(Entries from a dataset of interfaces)
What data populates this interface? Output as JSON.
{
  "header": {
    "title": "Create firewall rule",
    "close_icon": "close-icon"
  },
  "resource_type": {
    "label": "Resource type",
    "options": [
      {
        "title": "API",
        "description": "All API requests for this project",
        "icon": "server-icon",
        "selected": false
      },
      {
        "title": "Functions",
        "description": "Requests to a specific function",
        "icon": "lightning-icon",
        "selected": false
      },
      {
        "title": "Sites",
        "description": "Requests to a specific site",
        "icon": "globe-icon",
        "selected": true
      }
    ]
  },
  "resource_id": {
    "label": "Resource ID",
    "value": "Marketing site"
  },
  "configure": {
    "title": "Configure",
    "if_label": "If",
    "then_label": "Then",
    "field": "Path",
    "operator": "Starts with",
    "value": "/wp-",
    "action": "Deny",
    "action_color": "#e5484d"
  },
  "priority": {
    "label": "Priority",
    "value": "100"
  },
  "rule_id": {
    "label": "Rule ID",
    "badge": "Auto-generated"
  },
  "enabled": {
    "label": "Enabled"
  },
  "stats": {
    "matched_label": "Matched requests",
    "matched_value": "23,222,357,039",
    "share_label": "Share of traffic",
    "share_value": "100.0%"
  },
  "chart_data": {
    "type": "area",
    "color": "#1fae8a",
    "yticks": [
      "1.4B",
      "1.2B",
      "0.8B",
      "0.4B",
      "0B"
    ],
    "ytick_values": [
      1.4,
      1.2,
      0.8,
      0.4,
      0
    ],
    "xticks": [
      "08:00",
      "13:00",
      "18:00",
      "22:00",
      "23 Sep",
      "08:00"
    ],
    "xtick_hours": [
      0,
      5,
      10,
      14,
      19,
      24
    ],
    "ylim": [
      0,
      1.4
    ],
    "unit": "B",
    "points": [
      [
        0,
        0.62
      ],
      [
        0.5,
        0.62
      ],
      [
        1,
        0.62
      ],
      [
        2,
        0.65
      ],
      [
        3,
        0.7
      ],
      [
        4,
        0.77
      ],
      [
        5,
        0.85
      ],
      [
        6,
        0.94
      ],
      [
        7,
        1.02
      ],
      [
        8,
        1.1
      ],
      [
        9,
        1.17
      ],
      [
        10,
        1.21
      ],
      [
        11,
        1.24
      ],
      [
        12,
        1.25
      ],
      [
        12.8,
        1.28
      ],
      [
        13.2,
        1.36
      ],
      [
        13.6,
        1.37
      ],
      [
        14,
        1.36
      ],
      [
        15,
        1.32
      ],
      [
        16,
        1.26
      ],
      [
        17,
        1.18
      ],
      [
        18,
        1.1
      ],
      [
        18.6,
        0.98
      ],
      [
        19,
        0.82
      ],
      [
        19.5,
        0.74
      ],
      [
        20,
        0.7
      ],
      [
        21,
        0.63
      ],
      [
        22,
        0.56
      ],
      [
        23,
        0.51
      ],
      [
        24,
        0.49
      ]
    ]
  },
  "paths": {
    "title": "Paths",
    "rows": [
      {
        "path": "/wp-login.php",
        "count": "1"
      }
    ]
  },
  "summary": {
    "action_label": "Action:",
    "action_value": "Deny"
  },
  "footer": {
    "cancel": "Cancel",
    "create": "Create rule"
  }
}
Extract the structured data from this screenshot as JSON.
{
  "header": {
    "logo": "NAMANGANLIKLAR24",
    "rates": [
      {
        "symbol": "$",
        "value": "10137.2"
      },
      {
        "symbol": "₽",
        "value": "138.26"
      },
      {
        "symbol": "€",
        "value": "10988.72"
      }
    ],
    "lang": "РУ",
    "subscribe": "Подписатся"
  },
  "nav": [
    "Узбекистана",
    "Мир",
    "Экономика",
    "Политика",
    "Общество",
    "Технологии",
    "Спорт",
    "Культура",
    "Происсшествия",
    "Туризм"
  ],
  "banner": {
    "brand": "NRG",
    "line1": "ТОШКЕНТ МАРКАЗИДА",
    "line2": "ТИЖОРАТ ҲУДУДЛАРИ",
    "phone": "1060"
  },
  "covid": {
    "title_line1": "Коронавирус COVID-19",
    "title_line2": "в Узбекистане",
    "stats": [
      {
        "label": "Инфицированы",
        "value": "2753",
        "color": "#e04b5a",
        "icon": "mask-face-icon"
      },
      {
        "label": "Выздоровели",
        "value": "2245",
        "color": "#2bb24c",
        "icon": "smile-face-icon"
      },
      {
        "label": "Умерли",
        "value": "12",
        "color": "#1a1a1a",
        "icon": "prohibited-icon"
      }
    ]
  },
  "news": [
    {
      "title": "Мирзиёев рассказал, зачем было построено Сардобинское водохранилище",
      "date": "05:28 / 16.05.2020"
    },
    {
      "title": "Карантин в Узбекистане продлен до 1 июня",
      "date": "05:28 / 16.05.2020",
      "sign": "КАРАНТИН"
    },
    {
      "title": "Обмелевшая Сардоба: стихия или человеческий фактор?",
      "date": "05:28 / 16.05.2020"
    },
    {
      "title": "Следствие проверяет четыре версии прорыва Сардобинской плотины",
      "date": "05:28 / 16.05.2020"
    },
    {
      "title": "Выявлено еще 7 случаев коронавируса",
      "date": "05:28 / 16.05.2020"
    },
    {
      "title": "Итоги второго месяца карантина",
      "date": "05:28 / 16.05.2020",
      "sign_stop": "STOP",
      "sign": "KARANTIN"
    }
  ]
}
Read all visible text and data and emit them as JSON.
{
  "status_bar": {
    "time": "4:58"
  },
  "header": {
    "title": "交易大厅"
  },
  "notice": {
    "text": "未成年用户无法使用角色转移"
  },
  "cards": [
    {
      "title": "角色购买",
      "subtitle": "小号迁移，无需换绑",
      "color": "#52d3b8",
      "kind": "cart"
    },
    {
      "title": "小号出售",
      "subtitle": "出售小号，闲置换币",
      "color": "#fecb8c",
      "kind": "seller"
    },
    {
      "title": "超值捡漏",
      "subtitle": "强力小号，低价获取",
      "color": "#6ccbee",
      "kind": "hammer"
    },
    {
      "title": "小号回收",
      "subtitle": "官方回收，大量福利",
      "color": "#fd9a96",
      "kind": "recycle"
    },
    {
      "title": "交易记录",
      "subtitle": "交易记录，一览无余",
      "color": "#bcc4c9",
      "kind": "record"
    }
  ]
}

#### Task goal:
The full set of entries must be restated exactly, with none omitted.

#### Reply:
What data populates this interface? Output as JSON.
{
  "header": {
    "title": "Create firewall rule",
    "close_icon": "close-icon"
  },
  "resource_type": {
    "label": "Resource type",
    "options": [
      {
        "title": "API",
        "description": "All API requests for this project",
        "icon": "server-icon",
        "selected": false
      },
      {
        "title": "Functions",
        "description": "Requests to a specific function",
        "icon": "lightning-icon",
        "selected": false
      },
      {
        "title": "Sites",
        "description": "Requests to a specific site",
        "icon": "globe-icon",
        "selected": true
      }
    ]
  },
  "resource_id": {
    "label": "Resource ID",
    "value": "Marketing site"
  },
  "configure": {
    "title": "Configure",
    "if_label": "If",
    "then_label": "Then",
    "field": "Path",
    "operator": "Starts with",
    "value": "/wp-",
    "action": "Deny",
    "action_color": "#e5484d"
  },
  "priority": {
    "label": "Priority",
    "value": "100"
  },
  "rule_id": {
    "label": "Rule ID",
    "badge": "Auto-generated"
  },
  "enabled": {
    "label": "Enabled"
  },
  "stats": {
    "matched_label": "Matched requests",
    "matched_value": "23,222,357,039",
    "share_label": "Share of traffic",
    "share_value": "100.0%"
  },
  "chart_data": {
    "type": "area",
    "color": "#1fae8a",
    "yticks": [
      "1.4B",
      "1.2B",
      "0.8B",
      "0.4B",
      "0B"
    ],
    "ytick_values": [
      1.4,
      1.2,
      0.8,
      0.4,
      0
    ],
    "xticks": [
      "08:00",
      "13:00",
      "18:00",
      "22:00",
      "23 Sep",
      "08:00"
    ],
    "xtick_hours": [
      0,
      5,
      10,
      14,
      19,
      24
    ],
    "ylim": [
      0,
      1.4
    ],
    "unit": "B",
    "points": [
      [
        0,
        0.62
      ],
      [
        0.5,
        0.62
      ],
      [
        1,
        0.62
      ],
      [
        2,
        0.65
      ],
      [
        3,
        0.7
      ],
      [
        4,
        0.77
      ],
      [
        5,
        0.85
      ],
      [
        6,
        0.94
      ],
      [
        7,
        1.02
      ],
      [
        8,
        1.1
      ],
      [
        9,
        1.17
      ],
      [
        10,
        1.21
      ],
      [
        11,
        1.24
      ],
      [
        12,
        1.25
      ],
      [
        12.8,
        1.28
      ],
      [
        13.2,
        1.36
      ],
      [
        13.6,
        1.37
      ],
      [
        14,
        1.36
      ],
      [
        15,
        1.32
      ],
      [
        16,
        1.26
      ],
      [
        17,
        1.18
      ],
      [
        18,
        1.1
      ],
      [
        18.6,
        0.98
      ],
      [
        19,
        0.82
      ],
      [
        19.5,
        0.74
      ],
      [
        20,
        0.7
      ],
      [
        21,
        0.63
      ],
      [
        22,
        0.56
      ],
      [
        23,
        0.51
      ],
      [
        24,
        0.49
      ]
    ]
  },
  "paths": {
    "title": "Paths",
    "rows": [
      {
        "path": "/wp-login.php",
        "count": "1"
      }
    ]
  },
  "summary": {
    "action_label": "Action:",
    "action_value": "Deny"
  },
  "footer": {
    "cancel": "Cancel",
    "create": "Create rule"
  }
}
Extract the structured data from this screenshot as JSON.
{
  "header": {
    "logo": "NAMANGANLIKLAR24",
    "rates": [
      {
        "symbol": "$",
        "value": "10137.2"
      },
      {
        "symbol": "₽",
        "value": "138.26"
      },
      {
        "symbol": "€",
        "value": "10988.72"
      }
    ],
    "lang": "РУ",
    "subscribe": "Подписатся"
  },
  "nav": [
    "Узбекистана",
    "Мир",
    "Экономика",
    "Политика",
    "Общество",
    "Технологии",
    "Спорт",
    "Культура",
    "Происсшествия",
    "Туризм"
  ],
  "banner": {
    "brand": "NRG",
    "line1": "ТОШКЕНТ МАРКАЗИДА",
    "line2": "ТИЖОРАТ ҲУДУДЛАРИ",
    "phone": "1060"
  },
  "covid": {
    "title_line1": "Коронавирус COVID-19",
    "title_line2": "в Узбекистане",
    "stats": [
      {
        "label": "Инфицированы",
        "value": "2753",
        "color": "#e04b5a",
        "icon": "mask-face-icon"
      },
      {
        "label": "Выздоровели",
        "value": "2245",
        "color": "#2bb24c",
        "icon": "smile-face-icon"
      },
      {
        "label": "Умерли",
        "value": "12",
        "color": "#1a1a1a",
        "icon": "prohibited-icon"
      }
    ]
  },
  "news": [
    {
      "title": "Мирзиёев рассказал, зачем было построено Сардобинское водохранилище",
      "date": "05:28 / 16.05.2020"
    },
    {
      "title": "Карантин в Узбекистане продлен до 1 июня",
      "date": "05:28 / 16.05.2020",
      "sign": "КАРАНТИН"
    },
    {
      "title": "Обмелевшая Сардоба: стихия или человеческий фактор?",
      "date": "05:28 / 16.05.2020"
    },
    {
      "title": "Следствие проверяет четыре версии прорыва Сардобинской плотины",
      "date": "05:28 / 16.05.2020"
    },
    {
      "title": "Выявлено еще 7 случаев коронавируса",
      "date": "05:28 / 16.05.2020"
    },
    {
      "title": "Итоги второго месяца карантина",
      "date": "05:28 / 16.05.2020",
      "sign_stop": "STOP",
      "sign": "KARANTIN"
    }
  ]
}
Read all visible text and data and emit them as JSON.
{
  "status_bar": {
    "time": "4:58"
  },
  "header": {
    "title": "交易大厅"
  },
  "notice": {
    "text": "未成年用户无法使用角色转移"
  },
  "cards": [
    {
      "title": "角色购买",
      "subtitle": "小号迁移，无需换绑",
      "color": "#52d3b8",
      "kind": "cart"
    },
    {
      "title": "小号出售",
      "subtitle": "出售小号，闲置换币",
      "color": "#fecb8c",
      "kind": "seller"
    },
    {
      "title": "超值捡漏",
      "subtitle": "强力小号，低价获取",
      "color": "#6ccbee",
      "kind": "hammer"
    },
    {
      "title": "小号回收",
      "subtitle": "官方回收，大量福利",
      "color": "#fd9a96",
      "kind": "recycle"
    },
    {
      "title": "交易记录",
      "subtitle": "交易记录，一览无余",
      "color": "#bcc4c9",
      "kind": "record"
    }
  ]
}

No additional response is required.